“It’s not just the motorcycle industry, it’s the entire economy,” says Mike Rouse of Big Mike’s Customs out of Bend, Oregon, producer of some 700 bikes annually. Then he makes a prediction, “In 18 months I predict it will be back to a 5% fixed 30-year mortgage at which time everything will fine again. However, until then we’re &$#&$^&!” adds Mike, laughing as he says it.
He goes on to say the wild expansion of so-called industry “bubble” was generated by the effect of the TV bike shows and the resulting proliferation of bike building. “Now this downturn helps to brings us back to the realists that love motorcycles. Building bikes is about relationships and friends. Like Arlen Ness just took seven of my bikes and Sacramento took two and sold them in 24 hours, so I’m selling bikes. I’m just not doing the 30-40 a month I need to, I’m doing the 20. And as far as changing Presidents in the upcoming election, it doesn’t mean much to my personal economy. Not one President ever sent me a check. But I think it’s gonna change in a year and a half, and we all just need to hang in there, and I will.”
Prior to his move to L.A. four years ago, Trevelin of Super Co. ran a shop for 10 years in Santa Fe Springs, CA. He’s been there, done that, building bikes and cars.
Speaking of the industry he says, “I haven’t sold a bike for nine months. The situation is tough for a lot of people. Maybe it’s time to go back to the roots. For me it’s more of a cultural thing, bikes and cars just aspects of that and a symbol of what I believe in, the freedom by which I like to express myself. I came from the low-rider experience, and looking at my bikes they’re all influenced by that East L.A. thing, and I haven’t left that behind for fads and trends of the day. That’s a revolving door.
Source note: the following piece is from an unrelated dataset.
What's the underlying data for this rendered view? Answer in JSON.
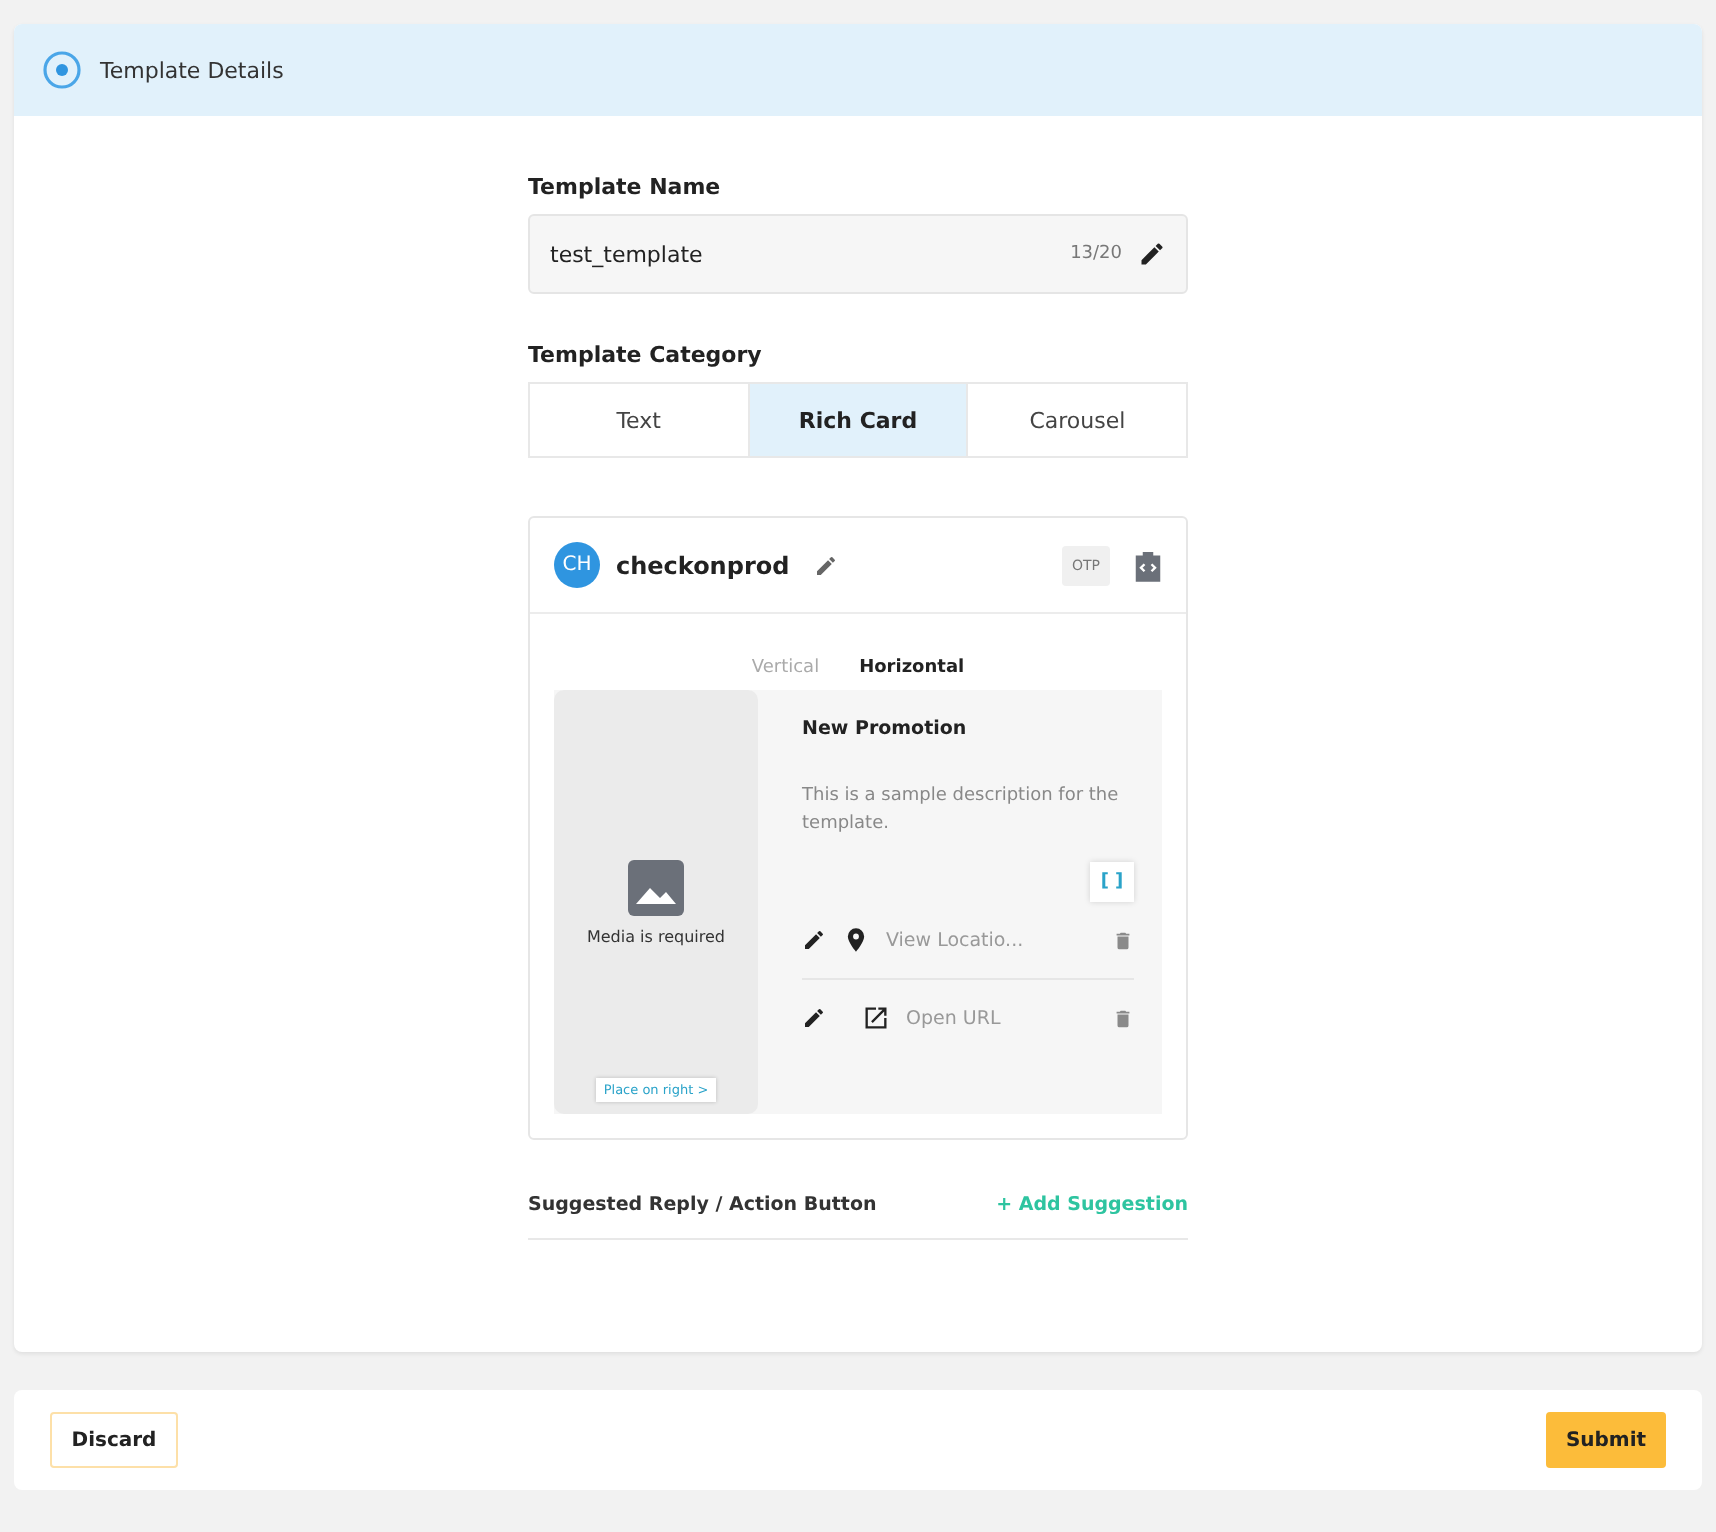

“I believe it’s best to stay where your heart’s at,” Trevlin continues, “to stick with the original era that established everything, the ’60s and ’70s. It was all about going on a long-distance hauls and breakin’ down and not having GPS and AAA and finding a brother on the road to help. Now it’s corporate muck and muddy water where you can’t see five feet in front of you. People spend a huge amount of money on a bike they see on TV and then wonder why it doesn’t handle. Hey, it’s a matter of geometry and a bit of physics. I also think it’s important to keep a clear view of the past, the beginnings of it all.”
John Parham of the industry icon J&P Cycles, the global-serving mail-order motorcycle parts and accessories company founded in 1979, operates a massive distribution facilities in Anamosa, Iowa, and a new “superstore” in Daytona Beach, FL.
“Things have slowed down and somewhat flattened out while we’re still growing, if minutely,” says Parham. “But I think we all knew this was going to happen, just not when or this fast, but overall it’s time to re-evaluate how you do business. Importantly, it’s a time of opportunities. While business might be slowing down, it’s important for people to keep making new products, to keep re-vitalizing the industry. For example, for 2008 we have some 3,000 new products.”
From his mountain-top vantage point high on SoCal’s Big Bear Mountain, industry maverick Kevin Alsop of Big Bear Choppers seems to be making all the right moves against the general slowdown. He recently stated, “You gotta push boundaries, well smash them and set trends, not follow them. Our basic game plan is doing something that nobody’s done before, for example here we are born out of the American V-Twin custom industry and now using fiberglass panels, parts usually only seen on Japanese sport bikes, but we’re using them on our choppers. Now’s that a paradox, but one that works.” So, bottom line, we can all agree that motorcycling as a whole is a paradox. We love it no matter what or in tune with what Shakespeare (who obviously rode a rigid) once wrote, we’ve outlasted “the slings and arrows of outrageous misfortune.”
In any case, don’t dump your Harley stock and keep riding out the storm, rain-wise or economy-wise.